*** Extracted material ***

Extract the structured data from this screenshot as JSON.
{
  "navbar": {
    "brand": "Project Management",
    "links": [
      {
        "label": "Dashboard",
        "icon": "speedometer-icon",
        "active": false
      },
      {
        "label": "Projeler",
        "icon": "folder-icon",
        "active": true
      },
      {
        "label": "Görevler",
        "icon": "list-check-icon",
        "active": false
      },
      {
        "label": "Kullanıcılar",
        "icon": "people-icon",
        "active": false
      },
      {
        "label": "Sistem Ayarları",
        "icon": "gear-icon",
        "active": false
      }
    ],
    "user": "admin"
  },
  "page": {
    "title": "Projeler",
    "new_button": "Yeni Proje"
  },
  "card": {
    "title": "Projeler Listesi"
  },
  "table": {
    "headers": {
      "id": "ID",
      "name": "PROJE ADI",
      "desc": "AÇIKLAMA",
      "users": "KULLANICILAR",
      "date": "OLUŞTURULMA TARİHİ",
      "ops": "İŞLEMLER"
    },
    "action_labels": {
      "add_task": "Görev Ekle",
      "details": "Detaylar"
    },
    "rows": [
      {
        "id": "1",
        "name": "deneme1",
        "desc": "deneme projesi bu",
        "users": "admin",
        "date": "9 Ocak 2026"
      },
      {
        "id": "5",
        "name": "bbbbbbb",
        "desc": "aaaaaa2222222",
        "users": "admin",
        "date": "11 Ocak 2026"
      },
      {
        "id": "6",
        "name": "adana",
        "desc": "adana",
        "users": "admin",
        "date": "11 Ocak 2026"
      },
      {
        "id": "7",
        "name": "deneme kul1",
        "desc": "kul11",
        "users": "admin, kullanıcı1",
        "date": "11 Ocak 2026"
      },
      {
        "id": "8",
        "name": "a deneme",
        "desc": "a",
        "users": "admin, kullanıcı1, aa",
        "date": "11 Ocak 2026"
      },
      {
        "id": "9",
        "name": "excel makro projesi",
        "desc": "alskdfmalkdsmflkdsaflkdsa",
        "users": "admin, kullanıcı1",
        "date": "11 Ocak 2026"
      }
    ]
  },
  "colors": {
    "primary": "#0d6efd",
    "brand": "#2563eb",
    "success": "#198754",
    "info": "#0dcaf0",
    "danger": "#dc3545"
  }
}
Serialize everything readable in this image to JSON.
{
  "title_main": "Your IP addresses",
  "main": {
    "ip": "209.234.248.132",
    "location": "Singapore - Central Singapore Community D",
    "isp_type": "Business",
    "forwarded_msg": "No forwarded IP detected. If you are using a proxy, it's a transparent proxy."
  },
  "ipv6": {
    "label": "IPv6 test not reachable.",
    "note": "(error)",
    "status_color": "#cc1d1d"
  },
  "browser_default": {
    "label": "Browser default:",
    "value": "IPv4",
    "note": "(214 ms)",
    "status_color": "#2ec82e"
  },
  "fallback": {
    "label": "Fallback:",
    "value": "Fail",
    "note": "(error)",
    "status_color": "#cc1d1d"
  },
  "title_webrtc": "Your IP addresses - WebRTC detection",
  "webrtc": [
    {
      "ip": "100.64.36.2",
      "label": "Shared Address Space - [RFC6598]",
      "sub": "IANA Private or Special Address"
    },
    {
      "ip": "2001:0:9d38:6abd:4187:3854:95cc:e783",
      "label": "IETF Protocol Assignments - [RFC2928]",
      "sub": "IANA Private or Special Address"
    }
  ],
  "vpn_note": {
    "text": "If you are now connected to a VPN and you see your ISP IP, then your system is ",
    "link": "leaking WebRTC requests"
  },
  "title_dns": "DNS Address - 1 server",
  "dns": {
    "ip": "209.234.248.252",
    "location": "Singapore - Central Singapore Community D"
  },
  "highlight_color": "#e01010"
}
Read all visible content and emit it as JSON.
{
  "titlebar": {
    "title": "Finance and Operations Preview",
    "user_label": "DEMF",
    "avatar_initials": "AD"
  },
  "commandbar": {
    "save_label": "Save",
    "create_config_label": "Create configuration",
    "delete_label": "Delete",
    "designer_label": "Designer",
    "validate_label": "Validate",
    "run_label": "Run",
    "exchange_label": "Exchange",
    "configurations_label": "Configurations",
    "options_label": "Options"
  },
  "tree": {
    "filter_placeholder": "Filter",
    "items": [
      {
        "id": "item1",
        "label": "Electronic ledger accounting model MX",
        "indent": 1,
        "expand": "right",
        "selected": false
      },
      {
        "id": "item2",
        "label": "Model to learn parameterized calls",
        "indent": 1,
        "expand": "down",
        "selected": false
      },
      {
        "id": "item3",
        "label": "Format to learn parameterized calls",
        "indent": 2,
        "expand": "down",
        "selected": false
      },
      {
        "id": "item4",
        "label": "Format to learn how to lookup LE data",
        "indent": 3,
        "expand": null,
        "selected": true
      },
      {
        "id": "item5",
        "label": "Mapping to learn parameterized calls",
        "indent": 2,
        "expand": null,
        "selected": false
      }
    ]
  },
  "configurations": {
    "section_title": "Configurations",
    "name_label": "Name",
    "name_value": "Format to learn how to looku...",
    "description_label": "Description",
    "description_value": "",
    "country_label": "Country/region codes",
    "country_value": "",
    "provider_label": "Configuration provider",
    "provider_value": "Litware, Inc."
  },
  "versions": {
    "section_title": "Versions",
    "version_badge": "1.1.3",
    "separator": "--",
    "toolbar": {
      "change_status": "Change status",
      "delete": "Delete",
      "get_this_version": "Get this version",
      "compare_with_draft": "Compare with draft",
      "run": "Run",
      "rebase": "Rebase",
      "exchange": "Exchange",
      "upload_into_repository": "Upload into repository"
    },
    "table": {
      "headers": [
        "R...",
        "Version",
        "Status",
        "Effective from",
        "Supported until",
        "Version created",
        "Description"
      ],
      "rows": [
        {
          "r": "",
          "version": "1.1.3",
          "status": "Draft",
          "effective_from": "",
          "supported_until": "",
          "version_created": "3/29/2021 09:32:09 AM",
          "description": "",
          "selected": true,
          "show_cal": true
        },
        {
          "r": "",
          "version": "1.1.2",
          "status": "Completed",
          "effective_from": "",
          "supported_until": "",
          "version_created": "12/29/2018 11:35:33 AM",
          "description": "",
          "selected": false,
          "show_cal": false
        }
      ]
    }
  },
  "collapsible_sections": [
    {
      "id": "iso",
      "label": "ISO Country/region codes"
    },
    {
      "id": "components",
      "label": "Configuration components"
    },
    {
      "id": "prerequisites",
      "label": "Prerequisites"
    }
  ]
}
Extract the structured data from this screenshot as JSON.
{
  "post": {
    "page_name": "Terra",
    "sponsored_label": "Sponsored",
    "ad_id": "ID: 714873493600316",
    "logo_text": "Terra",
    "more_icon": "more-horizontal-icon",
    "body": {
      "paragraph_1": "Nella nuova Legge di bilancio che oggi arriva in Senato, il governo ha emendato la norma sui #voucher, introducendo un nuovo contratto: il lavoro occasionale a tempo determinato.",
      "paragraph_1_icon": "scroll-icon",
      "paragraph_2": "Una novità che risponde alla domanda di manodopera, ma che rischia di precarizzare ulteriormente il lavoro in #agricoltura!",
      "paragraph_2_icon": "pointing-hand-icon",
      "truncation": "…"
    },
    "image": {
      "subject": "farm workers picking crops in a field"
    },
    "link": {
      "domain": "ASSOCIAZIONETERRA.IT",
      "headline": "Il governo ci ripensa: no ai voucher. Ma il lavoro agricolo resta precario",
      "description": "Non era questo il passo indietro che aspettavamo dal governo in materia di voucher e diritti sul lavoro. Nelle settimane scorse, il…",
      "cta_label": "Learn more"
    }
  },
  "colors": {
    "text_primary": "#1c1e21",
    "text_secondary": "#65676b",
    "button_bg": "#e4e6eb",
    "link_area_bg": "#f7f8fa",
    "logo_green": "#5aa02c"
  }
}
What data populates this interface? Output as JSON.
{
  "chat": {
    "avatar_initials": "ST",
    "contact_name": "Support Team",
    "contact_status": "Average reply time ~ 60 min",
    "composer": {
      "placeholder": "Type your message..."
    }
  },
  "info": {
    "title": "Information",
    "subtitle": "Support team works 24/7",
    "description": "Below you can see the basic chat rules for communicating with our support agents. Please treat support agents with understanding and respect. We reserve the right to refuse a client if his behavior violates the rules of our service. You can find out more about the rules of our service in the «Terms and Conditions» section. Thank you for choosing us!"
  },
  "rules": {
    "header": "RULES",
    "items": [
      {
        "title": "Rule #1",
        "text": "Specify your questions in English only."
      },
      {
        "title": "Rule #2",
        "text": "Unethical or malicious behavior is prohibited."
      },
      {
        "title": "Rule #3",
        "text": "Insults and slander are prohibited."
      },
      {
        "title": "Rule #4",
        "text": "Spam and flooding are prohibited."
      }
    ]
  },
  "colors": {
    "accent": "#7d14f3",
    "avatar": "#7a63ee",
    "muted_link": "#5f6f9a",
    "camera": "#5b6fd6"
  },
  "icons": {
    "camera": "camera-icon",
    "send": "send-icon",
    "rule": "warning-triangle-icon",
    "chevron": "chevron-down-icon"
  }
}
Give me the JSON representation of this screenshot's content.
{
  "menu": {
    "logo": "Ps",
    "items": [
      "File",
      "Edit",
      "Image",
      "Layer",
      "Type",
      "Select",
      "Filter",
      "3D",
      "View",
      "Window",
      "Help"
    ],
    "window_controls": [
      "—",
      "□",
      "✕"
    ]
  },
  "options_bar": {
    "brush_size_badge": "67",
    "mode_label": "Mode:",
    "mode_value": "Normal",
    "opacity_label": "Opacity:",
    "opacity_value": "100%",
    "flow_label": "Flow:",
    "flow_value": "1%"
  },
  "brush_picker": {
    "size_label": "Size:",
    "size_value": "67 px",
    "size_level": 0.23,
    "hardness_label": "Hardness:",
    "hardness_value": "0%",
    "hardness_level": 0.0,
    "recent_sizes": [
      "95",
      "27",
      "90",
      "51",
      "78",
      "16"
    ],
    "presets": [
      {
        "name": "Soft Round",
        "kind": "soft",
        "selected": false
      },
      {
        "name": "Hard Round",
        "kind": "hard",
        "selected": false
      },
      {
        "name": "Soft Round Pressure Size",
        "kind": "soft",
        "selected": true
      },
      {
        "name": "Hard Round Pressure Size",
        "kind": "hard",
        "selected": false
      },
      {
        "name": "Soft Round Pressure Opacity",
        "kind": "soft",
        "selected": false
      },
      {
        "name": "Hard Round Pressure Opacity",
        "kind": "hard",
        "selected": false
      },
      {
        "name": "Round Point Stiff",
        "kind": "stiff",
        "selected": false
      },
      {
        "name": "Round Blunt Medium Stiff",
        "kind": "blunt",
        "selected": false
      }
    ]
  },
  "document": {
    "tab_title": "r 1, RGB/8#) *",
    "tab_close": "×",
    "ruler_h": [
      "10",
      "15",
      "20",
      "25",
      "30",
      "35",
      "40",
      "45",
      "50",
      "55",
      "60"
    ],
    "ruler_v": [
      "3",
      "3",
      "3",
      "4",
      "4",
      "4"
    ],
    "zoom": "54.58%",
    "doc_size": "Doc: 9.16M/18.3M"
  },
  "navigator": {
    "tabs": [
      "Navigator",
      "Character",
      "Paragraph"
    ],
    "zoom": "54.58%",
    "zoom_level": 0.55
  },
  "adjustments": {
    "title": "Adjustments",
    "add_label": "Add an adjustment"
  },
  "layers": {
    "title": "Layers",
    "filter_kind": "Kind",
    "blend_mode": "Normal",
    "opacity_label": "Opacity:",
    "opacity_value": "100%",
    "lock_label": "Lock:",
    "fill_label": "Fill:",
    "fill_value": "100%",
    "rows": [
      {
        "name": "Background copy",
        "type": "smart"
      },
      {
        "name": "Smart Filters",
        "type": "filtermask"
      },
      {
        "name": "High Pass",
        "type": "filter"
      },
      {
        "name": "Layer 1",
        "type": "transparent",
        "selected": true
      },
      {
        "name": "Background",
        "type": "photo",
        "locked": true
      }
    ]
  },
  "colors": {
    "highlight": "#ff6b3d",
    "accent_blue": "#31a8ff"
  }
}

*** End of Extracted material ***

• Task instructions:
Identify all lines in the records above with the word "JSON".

• Result below:
Extract the structured data from this screenshot as JSON.
Serialize everything readable in this image to JSON.
Read all visible content and emit it as JSON.
Extract the structured data from this screenshot as JSON.
What data populates this interface? Output as JSON.
Give me the JSON representation of this screenshot's content.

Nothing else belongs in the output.